__ABOUT THIS EXERCISE__:
Wherever the string "title" occurs in a line of these records, report that line.

__DATA FOR THE TASK__:
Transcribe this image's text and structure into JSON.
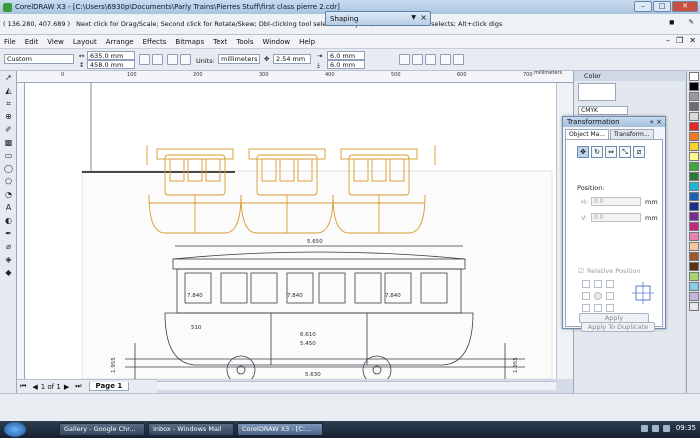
{
  "window": {
    "title": "CorelDRAW X3 - [C:\\Users\\6930p\\Documents\\Parly Trains\\Pierres Stuff\\first class pierre 2.cdr]"
  },
  "status": {
    "coords": "( 136.280, 407.689 )",
    "hint": "Next click for Drag/Scale; Second click for Rotate/Skew; Dbl-clicking tool selects all objects; Shift+click multi-selects; Alt+click digs"
  },
  "shaping_docker": {
    "title": "Shaping"
  },
  "menu": {
    "items": [
      "File",
      "Edit",
      "View",
      "Layout",
      "Arrange",
      "Effects",
      "Bitmaps",
      "Text",
      "Tools",
      "Window",
      "Help"
    ]
  },
  "propbar": {
    "preset": "Custom",
    "width": "635.0 mm",
    "height": "458.0 mm",
    "units_label": "Units:",
    "units": "millimeters",
    "nudge": "2.54 mm",
    "dup_x": "6.0 mm",
    "dup_y": "6.0 mm"
  },
  "ruler": {
    "ticks": [
      "0",
      "100",
      "200",
      "300",
      "400",
      "500",
      "600",
      "700"
    ],
    "unit": "millimeters"
  },
  "pages": {
    "counter": "1 of 1",
    "tab": "Page 1"
  },
  "color_docker": {
    "title": "Color",
    "model": "CMYK"
  },
  "transformation": {
    "title": "Transformation",
    "tabs": [
      "Object Ma...",
      "Transform..."
    ],
    "position_label": "Position:",
    "h_label": "H:",
    "h_value": "0.0",
    "v_label": "V:",
    "v_value": "0.0",
    "unit": "mm",
    "relative_label": "Relative Position",
    "apply_dup": "Apply To Duplicate",
    "apply": "Apply"
  },
  "drawing_dims": [
    "5.650",
    "7.840",
    "7.840",
    "7.840",
    "6.610",
    "5.450",
    "510",
    "5.630",
    "1.955",
    "1.955"
  ],
  "taskbar": {
    "tasks": [
      "Gallery - Google Chr...",
      "Inbox - Windows Mail",
      "CorelDRAW X3 - [C:..."
    ],
    "clock": "09:35"
  },
  "palette_colors": [
    "#ffffff",
    "#000000",
    "#9a9a9a",
    "#6e6e6e",
    "#d7d7d7",
    "#e3262a",
    "#f07a1f",
    "#fbd22c",
    "#fff48d",
    "#40a83a",
    "#2b7a3a",
    "#1fb5d9",
    "#1a5fb8",
    "#1b2f86",
    "#7a2c8f",
    "#c22a7d",
    "#e97fb3",
    "#f2c6a0",
    "#9b5a2a",
    "#5a3418",
    "#a6d46b",
    "#8acbe8",
    "#c7b5dd",
    "#e6e6e6"
  ],
  "colors": {
    "coach_outline": "#d99a2b",
    "drawing_line": "#3a3d46"
  }
}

__EXERCISE OUTPUT__:
    "title": "CorelDRAW X3 - [C:\\Users\\6930p\\Documents\\Parly Trains\\Pierres Stuff\\first class pierre 2.cdr]"
    "title": "Shaping"
    "title": "Color",
    "title": "Transformation",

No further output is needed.